> DATA FOR REVIEW
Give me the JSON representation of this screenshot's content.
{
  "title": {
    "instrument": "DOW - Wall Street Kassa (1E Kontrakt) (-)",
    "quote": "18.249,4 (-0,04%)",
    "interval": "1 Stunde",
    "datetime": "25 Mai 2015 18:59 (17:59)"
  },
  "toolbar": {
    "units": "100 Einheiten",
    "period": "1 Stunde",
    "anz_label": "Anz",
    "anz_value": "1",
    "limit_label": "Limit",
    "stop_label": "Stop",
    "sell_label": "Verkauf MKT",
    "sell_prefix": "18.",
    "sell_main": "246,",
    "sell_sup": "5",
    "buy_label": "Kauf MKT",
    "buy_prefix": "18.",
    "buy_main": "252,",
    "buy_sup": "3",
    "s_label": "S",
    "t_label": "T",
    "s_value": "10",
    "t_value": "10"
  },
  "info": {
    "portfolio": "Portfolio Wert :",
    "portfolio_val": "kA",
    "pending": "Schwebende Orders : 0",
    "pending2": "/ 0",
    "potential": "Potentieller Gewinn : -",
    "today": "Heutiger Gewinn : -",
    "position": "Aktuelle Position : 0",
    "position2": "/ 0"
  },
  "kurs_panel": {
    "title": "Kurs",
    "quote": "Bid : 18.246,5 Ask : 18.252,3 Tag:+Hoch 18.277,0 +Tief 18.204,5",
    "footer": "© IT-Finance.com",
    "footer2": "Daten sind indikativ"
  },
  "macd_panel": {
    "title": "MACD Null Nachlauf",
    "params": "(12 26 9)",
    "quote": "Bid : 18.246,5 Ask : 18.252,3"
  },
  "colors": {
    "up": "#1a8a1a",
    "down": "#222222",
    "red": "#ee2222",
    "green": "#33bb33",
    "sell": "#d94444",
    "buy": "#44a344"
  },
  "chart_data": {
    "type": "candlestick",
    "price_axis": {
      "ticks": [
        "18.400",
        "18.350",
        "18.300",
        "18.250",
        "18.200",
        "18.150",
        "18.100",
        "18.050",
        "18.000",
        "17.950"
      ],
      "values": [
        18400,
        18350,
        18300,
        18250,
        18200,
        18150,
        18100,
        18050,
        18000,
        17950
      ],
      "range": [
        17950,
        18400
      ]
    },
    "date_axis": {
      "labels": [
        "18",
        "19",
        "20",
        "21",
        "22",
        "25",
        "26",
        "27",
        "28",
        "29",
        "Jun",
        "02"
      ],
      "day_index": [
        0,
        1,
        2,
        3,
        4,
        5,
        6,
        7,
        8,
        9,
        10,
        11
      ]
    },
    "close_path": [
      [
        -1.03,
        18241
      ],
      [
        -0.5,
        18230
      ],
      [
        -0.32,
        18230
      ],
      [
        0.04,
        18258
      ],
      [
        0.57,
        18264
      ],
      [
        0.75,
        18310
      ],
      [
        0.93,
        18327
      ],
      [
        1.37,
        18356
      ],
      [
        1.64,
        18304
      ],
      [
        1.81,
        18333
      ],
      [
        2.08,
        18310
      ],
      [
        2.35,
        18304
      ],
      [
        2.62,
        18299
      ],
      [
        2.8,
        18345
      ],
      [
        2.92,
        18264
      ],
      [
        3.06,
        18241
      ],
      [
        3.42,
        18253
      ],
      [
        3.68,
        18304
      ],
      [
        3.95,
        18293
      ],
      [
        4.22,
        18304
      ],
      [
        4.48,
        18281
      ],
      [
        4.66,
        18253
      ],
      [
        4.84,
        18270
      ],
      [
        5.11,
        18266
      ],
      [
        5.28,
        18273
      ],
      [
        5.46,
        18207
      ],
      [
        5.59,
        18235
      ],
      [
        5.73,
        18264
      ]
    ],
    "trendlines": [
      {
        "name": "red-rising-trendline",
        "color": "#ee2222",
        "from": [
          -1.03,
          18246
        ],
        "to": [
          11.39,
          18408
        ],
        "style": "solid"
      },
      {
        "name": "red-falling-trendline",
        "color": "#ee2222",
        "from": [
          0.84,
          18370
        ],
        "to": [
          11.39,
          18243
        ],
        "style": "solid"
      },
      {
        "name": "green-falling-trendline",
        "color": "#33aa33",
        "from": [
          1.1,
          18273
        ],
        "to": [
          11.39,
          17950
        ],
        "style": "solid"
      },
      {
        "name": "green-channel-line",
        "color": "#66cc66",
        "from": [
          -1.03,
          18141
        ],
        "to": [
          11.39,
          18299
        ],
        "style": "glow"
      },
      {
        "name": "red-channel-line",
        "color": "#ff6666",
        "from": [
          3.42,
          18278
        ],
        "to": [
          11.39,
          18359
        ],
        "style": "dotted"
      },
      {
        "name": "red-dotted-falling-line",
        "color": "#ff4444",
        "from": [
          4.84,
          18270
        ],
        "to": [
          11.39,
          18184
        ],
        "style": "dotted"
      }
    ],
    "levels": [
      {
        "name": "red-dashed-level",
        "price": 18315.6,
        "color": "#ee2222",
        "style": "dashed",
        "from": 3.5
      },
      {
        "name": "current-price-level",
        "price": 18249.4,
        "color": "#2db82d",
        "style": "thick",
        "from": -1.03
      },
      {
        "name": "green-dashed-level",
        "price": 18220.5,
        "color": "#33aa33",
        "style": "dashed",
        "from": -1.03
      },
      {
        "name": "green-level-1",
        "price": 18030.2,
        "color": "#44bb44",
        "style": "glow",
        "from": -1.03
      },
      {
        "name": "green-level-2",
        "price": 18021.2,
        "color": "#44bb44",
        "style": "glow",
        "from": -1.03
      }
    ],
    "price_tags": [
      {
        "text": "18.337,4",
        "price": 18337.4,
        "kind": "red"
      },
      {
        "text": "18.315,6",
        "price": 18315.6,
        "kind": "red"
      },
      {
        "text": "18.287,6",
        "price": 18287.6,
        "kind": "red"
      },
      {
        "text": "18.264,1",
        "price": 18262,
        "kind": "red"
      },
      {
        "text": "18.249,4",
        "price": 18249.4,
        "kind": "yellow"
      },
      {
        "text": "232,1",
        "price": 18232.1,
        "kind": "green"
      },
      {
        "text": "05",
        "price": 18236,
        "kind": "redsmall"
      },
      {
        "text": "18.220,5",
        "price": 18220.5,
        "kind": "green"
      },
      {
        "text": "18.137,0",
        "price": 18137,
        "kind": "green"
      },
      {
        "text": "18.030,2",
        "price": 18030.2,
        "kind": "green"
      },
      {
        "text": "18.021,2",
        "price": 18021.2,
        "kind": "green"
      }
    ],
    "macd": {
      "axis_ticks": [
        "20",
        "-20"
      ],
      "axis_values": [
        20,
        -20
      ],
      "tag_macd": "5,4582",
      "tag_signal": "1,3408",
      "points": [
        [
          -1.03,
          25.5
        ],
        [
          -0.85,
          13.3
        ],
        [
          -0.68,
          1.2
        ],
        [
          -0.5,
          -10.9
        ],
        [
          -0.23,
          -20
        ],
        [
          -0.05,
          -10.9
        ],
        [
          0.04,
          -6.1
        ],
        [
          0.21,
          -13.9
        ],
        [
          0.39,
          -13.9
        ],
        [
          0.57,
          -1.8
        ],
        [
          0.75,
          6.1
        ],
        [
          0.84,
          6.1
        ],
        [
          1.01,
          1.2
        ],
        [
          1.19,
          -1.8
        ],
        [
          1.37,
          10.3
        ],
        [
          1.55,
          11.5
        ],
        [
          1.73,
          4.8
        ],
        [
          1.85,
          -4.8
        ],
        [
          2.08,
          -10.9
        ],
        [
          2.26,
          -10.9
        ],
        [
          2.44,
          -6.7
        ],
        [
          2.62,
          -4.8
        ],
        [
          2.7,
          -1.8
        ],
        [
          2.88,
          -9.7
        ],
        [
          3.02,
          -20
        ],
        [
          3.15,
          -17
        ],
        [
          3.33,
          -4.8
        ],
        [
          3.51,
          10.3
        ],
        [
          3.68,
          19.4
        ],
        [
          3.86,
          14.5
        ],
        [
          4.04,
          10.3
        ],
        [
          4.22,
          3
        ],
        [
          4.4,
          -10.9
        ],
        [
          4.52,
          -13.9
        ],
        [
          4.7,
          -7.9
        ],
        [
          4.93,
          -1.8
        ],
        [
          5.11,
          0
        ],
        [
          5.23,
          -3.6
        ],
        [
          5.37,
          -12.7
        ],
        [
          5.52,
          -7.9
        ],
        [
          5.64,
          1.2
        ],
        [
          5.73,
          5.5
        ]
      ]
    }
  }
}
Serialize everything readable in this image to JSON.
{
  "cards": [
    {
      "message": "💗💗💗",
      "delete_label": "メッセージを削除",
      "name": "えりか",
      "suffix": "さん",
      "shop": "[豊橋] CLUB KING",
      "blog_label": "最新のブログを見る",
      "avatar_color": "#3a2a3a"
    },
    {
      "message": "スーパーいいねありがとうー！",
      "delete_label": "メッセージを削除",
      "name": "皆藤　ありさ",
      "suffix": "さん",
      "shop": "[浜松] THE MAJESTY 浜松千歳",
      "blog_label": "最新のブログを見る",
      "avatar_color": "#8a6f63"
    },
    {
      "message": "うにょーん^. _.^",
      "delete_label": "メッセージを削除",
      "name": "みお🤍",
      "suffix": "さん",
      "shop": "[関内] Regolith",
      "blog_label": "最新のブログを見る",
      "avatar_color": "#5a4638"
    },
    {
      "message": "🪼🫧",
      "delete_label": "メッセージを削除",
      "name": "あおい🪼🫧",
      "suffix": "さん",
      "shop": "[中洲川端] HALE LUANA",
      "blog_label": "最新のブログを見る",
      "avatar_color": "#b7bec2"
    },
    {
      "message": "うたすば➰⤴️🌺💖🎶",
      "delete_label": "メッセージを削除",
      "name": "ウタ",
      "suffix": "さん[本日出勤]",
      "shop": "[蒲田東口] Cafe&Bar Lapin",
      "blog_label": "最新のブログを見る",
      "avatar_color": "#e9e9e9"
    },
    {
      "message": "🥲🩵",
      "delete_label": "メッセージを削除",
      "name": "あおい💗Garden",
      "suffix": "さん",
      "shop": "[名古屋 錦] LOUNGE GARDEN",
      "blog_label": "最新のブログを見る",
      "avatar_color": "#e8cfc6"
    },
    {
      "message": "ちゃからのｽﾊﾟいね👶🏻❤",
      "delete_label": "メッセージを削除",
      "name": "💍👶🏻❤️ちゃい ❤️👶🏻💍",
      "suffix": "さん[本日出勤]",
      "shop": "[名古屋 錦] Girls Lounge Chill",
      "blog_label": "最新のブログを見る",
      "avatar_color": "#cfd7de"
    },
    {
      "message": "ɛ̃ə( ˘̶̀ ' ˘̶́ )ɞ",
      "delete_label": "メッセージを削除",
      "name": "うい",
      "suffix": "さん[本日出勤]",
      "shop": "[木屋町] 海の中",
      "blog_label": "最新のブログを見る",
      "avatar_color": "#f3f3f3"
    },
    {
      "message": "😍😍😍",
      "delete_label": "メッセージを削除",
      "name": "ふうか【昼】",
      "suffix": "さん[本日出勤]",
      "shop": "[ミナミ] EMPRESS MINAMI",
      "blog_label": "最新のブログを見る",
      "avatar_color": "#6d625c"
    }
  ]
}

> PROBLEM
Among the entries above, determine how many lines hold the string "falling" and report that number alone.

> EXERCISE OUTPUT
3